I’m taking four classes right now, because I thought it would be better to front-load my senior year so that in the Spring I’d have a very light classwork-load and could devote two or even three days a week to Thesis. That was a great plan, until the Course Offerings list came out and there are WAY TOO MANY AWESOME-SOUNDING CLASSES for me to pick just two. I’ve whittled my list down from 12-ish to three classes that I feel like I absolutely have to be in, but…I only need two. Now, I could drop this class I’m in now that I never go to and am not at all invested in, but am currently getting an A- in. The class has two more papers and an exam, though, so that current A- doesn’t mean much. And if I dropped it, I could devote the time I’ve been devoting to doing those readings/Blackboard posts/papers/studying to thesis this semester…but I’ll have dropped a class I’m getting an A in. And is three semi-intense but REALLY REALLY INTERESTING classes senior spring a good idea anyway? Didn’t I want to finish my thesis and then get drunk every day? Balance.
My friendships with people I’ve known my whole life are taking the backseat to my friendships with Princetonians as we all get pulled in different directions. It’s so easy for each of us to just lose ourselves in school and work and those networks of people–when we hang out, like I did with two of my pre-Princeton besties last night, everything is great, but we can lose each other in the meantime.

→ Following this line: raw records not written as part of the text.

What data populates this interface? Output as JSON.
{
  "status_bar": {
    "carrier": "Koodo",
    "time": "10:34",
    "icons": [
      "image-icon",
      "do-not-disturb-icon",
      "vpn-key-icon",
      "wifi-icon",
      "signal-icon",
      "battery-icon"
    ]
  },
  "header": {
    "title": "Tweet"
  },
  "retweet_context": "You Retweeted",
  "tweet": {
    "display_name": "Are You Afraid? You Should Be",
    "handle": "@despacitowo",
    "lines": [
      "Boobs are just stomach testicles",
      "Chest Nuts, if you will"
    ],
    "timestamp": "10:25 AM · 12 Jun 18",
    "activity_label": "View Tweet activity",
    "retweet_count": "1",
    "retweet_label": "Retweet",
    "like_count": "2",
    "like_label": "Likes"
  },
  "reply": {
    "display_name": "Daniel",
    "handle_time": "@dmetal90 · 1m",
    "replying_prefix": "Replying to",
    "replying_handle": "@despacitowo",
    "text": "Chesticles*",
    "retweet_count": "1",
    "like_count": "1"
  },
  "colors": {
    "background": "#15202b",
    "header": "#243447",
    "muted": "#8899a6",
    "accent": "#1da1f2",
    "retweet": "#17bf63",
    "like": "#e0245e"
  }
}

I realized last night that I haven’t even told T or S about my mom being sick, whereas K and E hear about how scared I am all the time. (K even looked up some info about it on the internet, since he’s doing cancer research for his thesis and knows way more than I do. He’s a sweetheart.) Balance.
When I used to play Tony Hawk Playstation games in high school (I want none of your judgment), I used to try to rack up these sick combos by doing a bunch of flips in the air and then landing into a grind on a railing or a fence or the top of a ramp or something. And I remember there was like, this little meter that would appear on top of your character when you were grinding, to represent how you were balanced, and there was a green zone of safety and red zones of death (well, falling and losing your combo score) when you leaned too far to either side. I need to find a way to lean to that I’m in the green on all of my meters. Because right now it’s Fall Break and I took exactly one night off to chill and have fun. Right now my shoulders are always tense and I can’t quite seem to loosen up. I need Balance.